If your web service happens to be a Ruby on Rails application, then Objective Resource is a great tool: http://iphoneonrails.com/.
If not, then what I tend to do is use ASIHTTPRequest (http://allseeing-i.com/ASIHTTPRequest/) which provides a nice network layer. Depending on the API, you might use ASI objects directly, or else you can subclass an existing ASI class if you want to add per-request functionality (such as authentication or response parsing).
You usually want to run requests in the background, so that the UI isn't blocked while waiting for the request to finish. You can always go the background thread route, but a nice "Objective C" style approach that ASIHTTPRequest provides is to instead provide a delegate which is called when the request finishes (see also "Creating an asynchronous request" at http://allseeing-i.com/ASIHTTPRequest/How-to-use). In many cases the request delegate is the view controller that initiates the request.
The model layer depends on the complexity, and also what format the data comes in. Most of the APIs I've worked with use JSON, for which you can use SBJSON or yajl-objc to parse. These usually give you the data parsed into base classes like NSString, NSArray and NSDictionary. Sometimes that's sufficient, or if you want your models to exist as their own classes, then you can have the models inherit from a base class that takes care of turning the NSDictionary/NSArray into properties.
Finally for caching, Core Data provides a good way to persist to disk. For caching in memory, you can have the requests occur in a separate "manager" class that is shared between controllers.
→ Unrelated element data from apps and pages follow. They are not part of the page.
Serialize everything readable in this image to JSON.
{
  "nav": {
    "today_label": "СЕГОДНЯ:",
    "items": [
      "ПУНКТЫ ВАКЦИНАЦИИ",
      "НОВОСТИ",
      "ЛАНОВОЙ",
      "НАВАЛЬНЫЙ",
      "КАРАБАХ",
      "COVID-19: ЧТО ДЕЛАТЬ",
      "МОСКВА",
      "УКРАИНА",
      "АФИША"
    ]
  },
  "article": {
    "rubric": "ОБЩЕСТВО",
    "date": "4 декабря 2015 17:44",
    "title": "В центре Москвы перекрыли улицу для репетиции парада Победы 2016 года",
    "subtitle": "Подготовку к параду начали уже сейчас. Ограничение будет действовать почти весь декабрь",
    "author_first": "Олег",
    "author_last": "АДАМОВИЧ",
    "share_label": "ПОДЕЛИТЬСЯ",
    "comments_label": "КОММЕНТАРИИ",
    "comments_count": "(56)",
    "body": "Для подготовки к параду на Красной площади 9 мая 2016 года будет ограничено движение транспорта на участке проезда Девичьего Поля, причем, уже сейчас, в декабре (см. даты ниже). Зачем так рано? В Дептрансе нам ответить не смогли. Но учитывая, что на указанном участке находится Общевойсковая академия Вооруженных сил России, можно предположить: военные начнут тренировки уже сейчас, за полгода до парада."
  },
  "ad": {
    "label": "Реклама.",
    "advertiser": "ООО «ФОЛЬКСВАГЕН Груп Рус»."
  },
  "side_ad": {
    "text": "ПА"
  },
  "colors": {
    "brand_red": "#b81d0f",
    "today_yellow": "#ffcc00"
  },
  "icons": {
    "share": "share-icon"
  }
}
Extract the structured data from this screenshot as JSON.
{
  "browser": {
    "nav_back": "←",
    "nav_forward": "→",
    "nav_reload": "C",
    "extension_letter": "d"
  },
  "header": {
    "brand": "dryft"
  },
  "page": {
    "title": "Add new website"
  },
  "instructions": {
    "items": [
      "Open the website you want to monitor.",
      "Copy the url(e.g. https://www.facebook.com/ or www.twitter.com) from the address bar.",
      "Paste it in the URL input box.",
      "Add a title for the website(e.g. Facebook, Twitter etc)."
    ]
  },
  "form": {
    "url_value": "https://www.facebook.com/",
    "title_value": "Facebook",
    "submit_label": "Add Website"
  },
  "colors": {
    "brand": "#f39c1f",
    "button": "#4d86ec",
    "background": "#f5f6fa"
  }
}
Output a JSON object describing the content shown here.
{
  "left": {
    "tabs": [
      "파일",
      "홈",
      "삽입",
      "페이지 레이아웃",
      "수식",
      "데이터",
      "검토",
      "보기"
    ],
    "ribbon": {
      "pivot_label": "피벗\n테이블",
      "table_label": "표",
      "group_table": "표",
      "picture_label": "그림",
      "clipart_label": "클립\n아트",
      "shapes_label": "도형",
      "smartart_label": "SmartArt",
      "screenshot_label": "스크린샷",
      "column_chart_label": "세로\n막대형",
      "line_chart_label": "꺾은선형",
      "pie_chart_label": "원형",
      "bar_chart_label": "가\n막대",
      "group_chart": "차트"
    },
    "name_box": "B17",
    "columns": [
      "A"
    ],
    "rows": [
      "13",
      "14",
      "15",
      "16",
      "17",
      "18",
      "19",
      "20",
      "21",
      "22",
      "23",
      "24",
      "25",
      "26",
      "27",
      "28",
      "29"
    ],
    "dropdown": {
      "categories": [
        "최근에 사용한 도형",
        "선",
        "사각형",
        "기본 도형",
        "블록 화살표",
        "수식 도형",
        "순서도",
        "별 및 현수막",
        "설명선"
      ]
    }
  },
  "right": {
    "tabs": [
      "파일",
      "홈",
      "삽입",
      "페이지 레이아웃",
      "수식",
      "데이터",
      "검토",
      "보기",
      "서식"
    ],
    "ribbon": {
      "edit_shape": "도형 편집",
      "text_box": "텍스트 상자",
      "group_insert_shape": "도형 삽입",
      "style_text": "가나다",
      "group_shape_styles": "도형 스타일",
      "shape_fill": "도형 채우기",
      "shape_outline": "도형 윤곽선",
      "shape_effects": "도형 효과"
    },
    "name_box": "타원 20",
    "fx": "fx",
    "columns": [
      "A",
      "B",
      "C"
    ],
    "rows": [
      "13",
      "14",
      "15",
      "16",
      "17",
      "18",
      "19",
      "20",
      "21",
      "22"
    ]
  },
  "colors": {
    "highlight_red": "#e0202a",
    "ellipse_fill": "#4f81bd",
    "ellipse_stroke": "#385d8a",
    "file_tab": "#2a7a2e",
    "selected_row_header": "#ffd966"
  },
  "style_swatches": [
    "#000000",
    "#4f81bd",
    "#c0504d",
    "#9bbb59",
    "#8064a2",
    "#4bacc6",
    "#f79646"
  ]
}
These managers use the Singleton design pattern as described here: What does your Objective-C singleton look like?.